→ **Task prompt**
Retype the data below without altering anything.

→ **Data provided**

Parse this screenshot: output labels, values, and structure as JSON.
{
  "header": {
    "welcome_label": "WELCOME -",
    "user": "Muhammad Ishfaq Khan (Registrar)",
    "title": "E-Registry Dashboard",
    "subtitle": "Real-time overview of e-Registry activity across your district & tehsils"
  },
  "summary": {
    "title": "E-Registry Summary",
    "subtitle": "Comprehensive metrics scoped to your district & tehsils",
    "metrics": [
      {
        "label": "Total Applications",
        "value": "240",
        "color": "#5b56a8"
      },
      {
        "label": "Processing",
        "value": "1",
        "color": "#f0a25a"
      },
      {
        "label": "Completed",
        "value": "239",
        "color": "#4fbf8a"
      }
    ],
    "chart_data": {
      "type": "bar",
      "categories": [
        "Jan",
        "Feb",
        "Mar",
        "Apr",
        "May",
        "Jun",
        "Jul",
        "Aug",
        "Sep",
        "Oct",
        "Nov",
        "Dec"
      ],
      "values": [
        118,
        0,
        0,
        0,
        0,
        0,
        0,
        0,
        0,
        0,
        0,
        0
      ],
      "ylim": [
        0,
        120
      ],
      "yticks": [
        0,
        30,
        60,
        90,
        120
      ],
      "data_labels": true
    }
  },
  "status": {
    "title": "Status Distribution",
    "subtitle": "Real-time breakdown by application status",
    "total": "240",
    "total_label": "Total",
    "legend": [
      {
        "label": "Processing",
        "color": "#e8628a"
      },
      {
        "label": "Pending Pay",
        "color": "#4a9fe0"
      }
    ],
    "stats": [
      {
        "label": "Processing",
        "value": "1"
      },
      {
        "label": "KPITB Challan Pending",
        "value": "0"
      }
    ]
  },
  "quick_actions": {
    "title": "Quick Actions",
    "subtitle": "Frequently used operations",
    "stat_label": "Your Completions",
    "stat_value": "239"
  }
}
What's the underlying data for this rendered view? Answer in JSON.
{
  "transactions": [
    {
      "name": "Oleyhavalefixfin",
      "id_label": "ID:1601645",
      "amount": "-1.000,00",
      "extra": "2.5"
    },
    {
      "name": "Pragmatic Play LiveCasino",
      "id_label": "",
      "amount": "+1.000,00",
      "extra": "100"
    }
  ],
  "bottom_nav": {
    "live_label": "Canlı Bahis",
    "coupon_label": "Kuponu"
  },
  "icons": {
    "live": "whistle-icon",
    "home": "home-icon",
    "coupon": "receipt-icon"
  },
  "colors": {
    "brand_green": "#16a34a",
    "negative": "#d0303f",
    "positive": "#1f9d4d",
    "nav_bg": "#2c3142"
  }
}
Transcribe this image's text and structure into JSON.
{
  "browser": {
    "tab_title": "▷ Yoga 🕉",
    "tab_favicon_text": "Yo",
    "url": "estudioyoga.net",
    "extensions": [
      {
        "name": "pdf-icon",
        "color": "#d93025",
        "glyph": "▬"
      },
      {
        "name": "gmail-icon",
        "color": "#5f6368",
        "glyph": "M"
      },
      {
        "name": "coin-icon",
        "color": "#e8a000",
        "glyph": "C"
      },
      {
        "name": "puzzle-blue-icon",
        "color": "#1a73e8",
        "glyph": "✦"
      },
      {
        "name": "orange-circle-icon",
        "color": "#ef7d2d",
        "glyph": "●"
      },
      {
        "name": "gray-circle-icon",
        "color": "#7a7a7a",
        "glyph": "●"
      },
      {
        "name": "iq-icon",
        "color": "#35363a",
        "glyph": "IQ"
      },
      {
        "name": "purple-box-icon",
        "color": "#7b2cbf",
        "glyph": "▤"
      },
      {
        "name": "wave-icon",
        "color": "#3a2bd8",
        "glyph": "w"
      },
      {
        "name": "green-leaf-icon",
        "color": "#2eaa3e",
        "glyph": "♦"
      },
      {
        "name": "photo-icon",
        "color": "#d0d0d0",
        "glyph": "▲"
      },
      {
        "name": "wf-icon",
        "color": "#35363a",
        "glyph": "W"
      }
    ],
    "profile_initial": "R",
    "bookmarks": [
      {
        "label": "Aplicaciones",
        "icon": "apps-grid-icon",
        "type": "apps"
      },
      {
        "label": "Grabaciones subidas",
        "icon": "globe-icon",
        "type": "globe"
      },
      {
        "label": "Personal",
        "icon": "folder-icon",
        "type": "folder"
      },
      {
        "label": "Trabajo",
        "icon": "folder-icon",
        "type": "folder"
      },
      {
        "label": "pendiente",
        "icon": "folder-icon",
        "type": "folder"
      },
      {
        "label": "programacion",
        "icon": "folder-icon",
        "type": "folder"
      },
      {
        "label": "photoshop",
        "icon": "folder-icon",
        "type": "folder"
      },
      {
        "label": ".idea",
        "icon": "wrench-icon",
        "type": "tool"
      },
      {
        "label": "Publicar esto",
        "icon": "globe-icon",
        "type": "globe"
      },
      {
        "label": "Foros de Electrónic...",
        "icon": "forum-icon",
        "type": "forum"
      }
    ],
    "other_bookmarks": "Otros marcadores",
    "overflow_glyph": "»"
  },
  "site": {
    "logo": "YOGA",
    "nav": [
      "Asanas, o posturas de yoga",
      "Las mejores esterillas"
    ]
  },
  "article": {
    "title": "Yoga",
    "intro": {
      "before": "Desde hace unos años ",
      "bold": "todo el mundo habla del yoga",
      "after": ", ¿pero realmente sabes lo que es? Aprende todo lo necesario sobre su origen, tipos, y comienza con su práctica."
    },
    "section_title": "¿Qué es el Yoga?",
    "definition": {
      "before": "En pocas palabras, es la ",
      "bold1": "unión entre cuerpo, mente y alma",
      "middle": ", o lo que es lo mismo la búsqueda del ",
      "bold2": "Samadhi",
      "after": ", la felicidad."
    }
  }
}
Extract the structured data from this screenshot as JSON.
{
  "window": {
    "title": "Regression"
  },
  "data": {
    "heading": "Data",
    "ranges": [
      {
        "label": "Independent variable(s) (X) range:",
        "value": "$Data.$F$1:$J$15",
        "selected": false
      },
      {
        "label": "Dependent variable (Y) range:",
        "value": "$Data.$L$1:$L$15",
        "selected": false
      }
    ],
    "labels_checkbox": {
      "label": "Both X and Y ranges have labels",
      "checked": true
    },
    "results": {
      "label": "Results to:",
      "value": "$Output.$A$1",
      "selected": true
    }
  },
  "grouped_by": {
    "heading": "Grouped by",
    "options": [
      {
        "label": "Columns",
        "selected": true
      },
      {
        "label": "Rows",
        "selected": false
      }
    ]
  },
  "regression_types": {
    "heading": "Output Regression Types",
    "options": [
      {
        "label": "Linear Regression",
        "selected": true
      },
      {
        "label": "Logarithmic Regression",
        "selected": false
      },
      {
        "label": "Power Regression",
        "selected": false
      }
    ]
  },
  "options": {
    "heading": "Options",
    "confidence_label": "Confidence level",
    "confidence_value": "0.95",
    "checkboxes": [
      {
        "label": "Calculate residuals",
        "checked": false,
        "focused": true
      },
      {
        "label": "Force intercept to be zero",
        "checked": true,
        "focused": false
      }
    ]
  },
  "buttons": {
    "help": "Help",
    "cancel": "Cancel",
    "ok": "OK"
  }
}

→ **The completed task**
Parse this screenshot: output labels, values, and structure as JSON.
{
  "header": {
    "welcome_label": "WELCOME -",
    "user": "Muhammad Ishfaq Khan (Registrar)",
    "title": "E-Registry Dashboard",
    "subtitle": "Real-time overview of e-Registry activity across your district & tehsils"
  },
  "summary": {
    "title": "E-Registry Summary",
    "subtitle": "Comprehensive metrics scoped to your district & tehsils",
    "metrics": [
      {
        "label": "Total Applications",
        "value": "240",
        "color": "#5b56a8"
      },
      {
        "label": "Processing",
        "value": "1",
        "color": "#f0a25a"
      },
      {
        "label": "Completed",
        "value": "239",
        "color": "#4fbf8a"
      }
    ],
    "chart_data": {
      "type": "bar",
      "categories": [
        "Jan",
        "Feb",
        "Mar",
        "Apr",
        "May",
        "Jun",
        "Jul",
        "Aug",
        "Sep",
        "Oct",
        "Nov",
        "Dec"
      ],
      "values": [
        118,
        0,
        0,
        0,
        0,
        0,
        0,
        0,
        0,
        0,
        0,
        0
      ],
      "ylim": [
        0,
        120
      ],
      "yticks": [
        0,
        30,
        60,
        90,
        120
      ],
      "data_labels": true
    }
  },
  "status": {
    "title": "Status Distribution",
    "subtitle": "Real-time breakdown by application status",
    "total": "240",
    "total_label": "Total",
    "legend": [
      {
        "label": "Processing",
        "color": "#e8628a"
      },
      {
        "label": "Pending Pay",
        "color": "#4a9fe0"
      }
    ],
    "stats": [
      {
        "label": "Processing",
        "value": "1"
      },
      {
        "label": "KPITB Challan Pending",
        "value": "0"
      }
    ]
  },
  "quick_actions": {
    "title": "Quick Actions",
    "subtitle": "Frequently used operations",
    "stat_label": "Your Completions",
    "stat_value": "239"
  }
}
What's the underlying data for this rendered view? Answer in JSON.
{
  "transactions": [
    {
      "name": "Oleyhavalefixfin",
      "id_label": "ID:1601645",
      "amount": "-1.000,00",
      "extra": "2.5"
    },
    {
      "name": "Pragmatic Play LiveCasino",
      "id_label": "",
      "amount": "+1.000,00",
      "extra": "100"
    }
  ],
  "bottom_nav": {
    "live_label": "Canlı Bahis",
    "coupon_label": "Kuponu"
  },
  "icons": {
    "live": "whistle-icon",
    "home": "home-icon",
    "coupon": "receipt-icon"
  },
  "colors": {
    "brand_green": "#16a34a",
    "negative": "#d0303f",
    "positive": "#1f9d4d",
    "nav_bg": "#2c3142"
  }
}
Transcribe this image's text and structure into JSON.
{
  "browser": {
    "tab_title": "▷ Yoga 🕉",
    "tab_favicon_text": "Yo",
    "url": "estudioyoga.net",
    "extensions": [
      {
        "name": "pdf-icon",
        "color": "#d93025",
        "glyph": "▬"
      },
      {
        "name": "gmail-icon",
        "color": "#5f6368",
        "glyph": "M"
      },
      {
        "name": "coin-icon",
        "color": "#e8a000",
        "glyph": "C"
      },
      {
        "name": "puzzle-blue-icon",
        "color": "#1a73e8",
        "glyph": "✦"
      },
      {
        "name": "orange-circle-icon",
        "color": "#ef7d2d",
        "glyph": "●"
      },
      {
        "name": "gray-circle-icon",
        "color": "#7a7a7a",
        "glyph": "●"
      },
      {
        "name": "iq-icon",
        "color": "#35363a",
        "glyph": "IQ"
      },
      {
        "name": "purple-box-icon",
        "color": "#7b2cbf",
        "glyph": "▤"
      },
      {
        "name": "wave-icon",
        "color": "#3a2bd8",
        "glyph": "w"
      },
      {
        "name": "green-leaf-icon",
        "color": "#2eaa3e",
        "glyph": "♦"
      },
      {
        "name": "photo-icon",
        "color": "#d0d0d0",
        "glyph": "▲"
      },
      {
        "name": "wf-icon",
        "color": "#35363a",
        "glyph": "W"
      }
    ],
    "profile_initial": "R",
    "bookmarks": [
      {
        "label": "Aplicaciones",
        "icon": "apps-grid-icon",
        "type": "apps"
      },
      {
        "label": "Grabaciones subidas",
        "icon": "globe-icon",
        "type": "globe"
      },
      {
        "label": "Personal",
        "icon": "folder-icon",
        "type": "folder"
      },
      {
        "label": "Trabajo",
        "icon": "folder-icon",
        "type": "folder"
      },
      {
        "label": "pendiente",
        "icon": "folder-icon",
        "type": "folder"
      },
      {
        "label": "programacion",
        "icon": "folder-icon",
        "type": "folder"
      },
      {
        "label": "photoshop",
        "icon": "folder-icon",
        "type": "folder"
      },
      {
        "label": ".idea",
        "icon": "wrench-icon",
        "type": "tool"
      },
      {
        "label": "Publicar esto",
        "icon": "globe-icon",
        "type": "globe"
      },
      {
        "label": "Foros de Electrónic...",
        "icon": "forum-icon",
        "type": "forum"
      }
    ],
    "other_bookmarks": "Otros marcadores",
    "overflow_glyph": "»"
  },
  "site": {
    "logo": "YOGA",
    "nav": [
      "Asanas, o posturas de yoga",
      "Las mejores esterillas"
    ]
  },
  "article": {
    "title": "Yoga",
    "intro": {
      "before": "Desde hace unos años ",
      "bold": "todo el mundo habla del yoga",
      "after": ", ¿pero realmente sabes lo que es? Aprende todo lo necesario sobre su origen, tipos, y comienza con su práctica."
    },
    "section_title": "¿Qué es el Yoga?",
    "definition": {
      "before": "En pocas palabras, es la ",
      "bold1": "unión entre cuerpo, mente y alma",
      "middle": ", o lo que es lo mismo la búsqueda del ",
      "bold2": "Samadhi",
      "after": ", la felicidad."
    }
  }
}
Extract the structured data from this screenshot as JSON.
{
  "window": {
    "title": "Regression"
  },
  "data": {
    "heading": "Data",
    "ranges": [
      {
        "label": "Independent variable(s) (X) range:",
        "value": "$Data.$F$1:$J$15",
        "selected": false
      },
      {
        "label": "Dependent variable (Y) range:",
        "value": "$Data.$L$1:$L$15",
        "selected": false
      }
    ],
    "labels_checkbox": {
      "label": "Both X and Y ranges have labels",
      "checked": true
    },
    "results": {
      "label": "Results to:",
      "value": "$Output.$A$1",
      "selected": true
    }
  },
  "grouped_by": {
    "heading": "Grouped by",
    "options": [
      {
        "label": "Columns",
        "selected": true
      },
      {
        "label": "Rows",
        "selected": false
      }
    ]
  },
  "regression_types": {
    "heading": "Output Regression Types",
    "options": [
      {
        "label": "Linear Regression",
        "selected": true
      },
      {
        "label": "Logarithmic Regression",
        "selected": false
      },
      {
        "label": "Power Regression",
        "selected": false
      }
    ]
  },
  "options": {
    "heading": "Options",
    "confidence_label": "Confidence level",
    "confidence_value": "0.95",
    "checkboxes": [
      {
        "label": "Calculate residuals",
        "checked": false,
        "focused": true
      },
      {
        "label": "Force intercept to be zero",
        "checked": true,
        "focused": false
      }
    ]
  },
  "buttons": {
    "help": "Help",
    "cancel": "Cancel",
    "ok": "OK"
  }
}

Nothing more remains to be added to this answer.